“We have a tendency to get into our partisan echo-chamber online, … reinforcing what [we] already believe in and thus not be exposed to new information or debate,” Ridout said.

In the end, it is up to you if you want to have more diverse, informed viewpoints of political discussions. It’s as easy as following both Fox News and CNN, then comparing and contrasting the stories they write.

However, these news sites and others have been blamed by various parties for being inaccurate, overly biased or even completely false.

Both CNN and Fox News have been accused of spreading false information designed to make their audience vote either for candidates on the left or right sides of the political spectrum. Yet there is no proof of social media affecting political participation in the U.S.

“Nothing definitive,” Professor Ridout said. “[But] there are some who suggest that we get engaged online and that helps [us] get engaged offline.”

It can go both ways, promoting slacktivism and actually informing voters on the democratic process. Again, the responsibility of political participation or even dealing with false information is on the voter.

Social media is not to blame for perceived failings in our democratic system. It is up to us as voters to properly do our research and make sure we decide what’s best for each of us.

We shouldn’t try to blame social media entirely for how people place their vote. Instead, each of us should focus on being more educated on issues that affect all of us when we vote. It’s up to all of us to do the research rather than relying on what we see on Facebook.

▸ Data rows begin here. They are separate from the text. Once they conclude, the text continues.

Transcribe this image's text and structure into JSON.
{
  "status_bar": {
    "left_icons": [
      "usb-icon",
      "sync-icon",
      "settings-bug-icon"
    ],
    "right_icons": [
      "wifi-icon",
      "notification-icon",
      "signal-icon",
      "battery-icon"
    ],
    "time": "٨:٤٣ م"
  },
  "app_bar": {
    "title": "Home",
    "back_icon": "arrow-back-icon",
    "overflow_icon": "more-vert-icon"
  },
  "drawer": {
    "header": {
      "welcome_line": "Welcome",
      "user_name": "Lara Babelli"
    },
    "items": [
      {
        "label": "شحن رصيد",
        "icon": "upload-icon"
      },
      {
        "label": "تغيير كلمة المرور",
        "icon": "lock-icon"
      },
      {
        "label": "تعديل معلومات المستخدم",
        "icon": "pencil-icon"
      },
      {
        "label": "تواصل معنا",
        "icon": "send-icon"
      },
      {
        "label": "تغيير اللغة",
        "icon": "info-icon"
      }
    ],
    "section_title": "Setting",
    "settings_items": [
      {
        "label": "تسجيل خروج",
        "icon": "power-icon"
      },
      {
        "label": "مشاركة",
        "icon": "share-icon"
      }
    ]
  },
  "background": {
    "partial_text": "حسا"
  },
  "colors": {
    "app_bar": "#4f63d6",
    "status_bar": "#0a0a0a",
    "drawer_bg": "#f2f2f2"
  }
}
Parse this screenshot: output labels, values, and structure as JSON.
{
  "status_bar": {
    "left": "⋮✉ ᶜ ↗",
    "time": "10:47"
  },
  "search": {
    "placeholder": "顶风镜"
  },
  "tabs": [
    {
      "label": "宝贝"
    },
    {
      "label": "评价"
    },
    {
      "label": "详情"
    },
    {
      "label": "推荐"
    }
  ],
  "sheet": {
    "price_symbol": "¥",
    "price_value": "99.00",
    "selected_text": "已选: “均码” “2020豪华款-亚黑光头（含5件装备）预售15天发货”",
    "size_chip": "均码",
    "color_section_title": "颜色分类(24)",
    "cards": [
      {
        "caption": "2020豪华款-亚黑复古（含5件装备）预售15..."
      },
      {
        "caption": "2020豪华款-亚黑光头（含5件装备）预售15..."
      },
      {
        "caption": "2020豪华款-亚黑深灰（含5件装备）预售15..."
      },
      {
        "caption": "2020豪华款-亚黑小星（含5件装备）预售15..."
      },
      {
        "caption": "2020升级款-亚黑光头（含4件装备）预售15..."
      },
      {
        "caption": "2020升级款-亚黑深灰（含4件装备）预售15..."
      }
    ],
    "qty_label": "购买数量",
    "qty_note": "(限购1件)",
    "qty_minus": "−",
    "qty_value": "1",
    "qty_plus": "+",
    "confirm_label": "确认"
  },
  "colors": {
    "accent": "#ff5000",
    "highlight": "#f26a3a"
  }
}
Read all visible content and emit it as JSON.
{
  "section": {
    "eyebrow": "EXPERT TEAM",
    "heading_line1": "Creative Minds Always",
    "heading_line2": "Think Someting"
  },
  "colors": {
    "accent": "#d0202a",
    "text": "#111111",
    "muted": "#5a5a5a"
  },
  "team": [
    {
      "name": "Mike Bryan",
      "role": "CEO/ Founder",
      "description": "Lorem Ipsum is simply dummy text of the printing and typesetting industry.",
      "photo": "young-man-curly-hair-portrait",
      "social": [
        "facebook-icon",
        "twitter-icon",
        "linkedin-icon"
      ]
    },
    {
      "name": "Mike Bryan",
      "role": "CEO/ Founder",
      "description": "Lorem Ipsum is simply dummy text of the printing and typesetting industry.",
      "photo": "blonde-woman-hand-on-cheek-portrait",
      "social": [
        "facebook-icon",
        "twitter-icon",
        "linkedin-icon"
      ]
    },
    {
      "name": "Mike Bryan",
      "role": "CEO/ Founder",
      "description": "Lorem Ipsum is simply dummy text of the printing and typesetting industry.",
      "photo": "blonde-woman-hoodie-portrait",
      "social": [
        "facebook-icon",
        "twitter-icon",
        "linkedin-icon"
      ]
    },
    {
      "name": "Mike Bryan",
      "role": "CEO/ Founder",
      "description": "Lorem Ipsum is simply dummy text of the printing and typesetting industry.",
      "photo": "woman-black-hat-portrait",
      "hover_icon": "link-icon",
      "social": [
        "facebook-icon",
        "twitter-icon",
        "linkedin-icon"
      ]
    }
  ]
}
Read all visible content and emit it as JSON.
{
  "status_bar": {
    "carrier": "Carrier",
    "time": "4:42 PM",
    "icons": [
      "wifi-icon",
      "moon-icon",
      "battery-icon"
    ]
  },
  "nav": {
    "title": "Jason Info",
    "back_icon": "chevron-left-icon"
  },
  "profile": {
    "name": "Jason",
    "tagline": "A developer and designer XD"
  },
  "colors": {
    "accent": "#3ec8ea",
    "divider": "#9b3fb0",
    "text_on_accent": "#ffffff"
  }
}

Plato said, “the punishment which the wise suffer who refuse to take part in the government, is to live under the government of worse men.”

Educating yourself before voting is the most important part of the democratic process, and more likely than not you will receive some information from social media.

If you do this, make sure to view what the other side says so you can go into the political world knowing the full picture.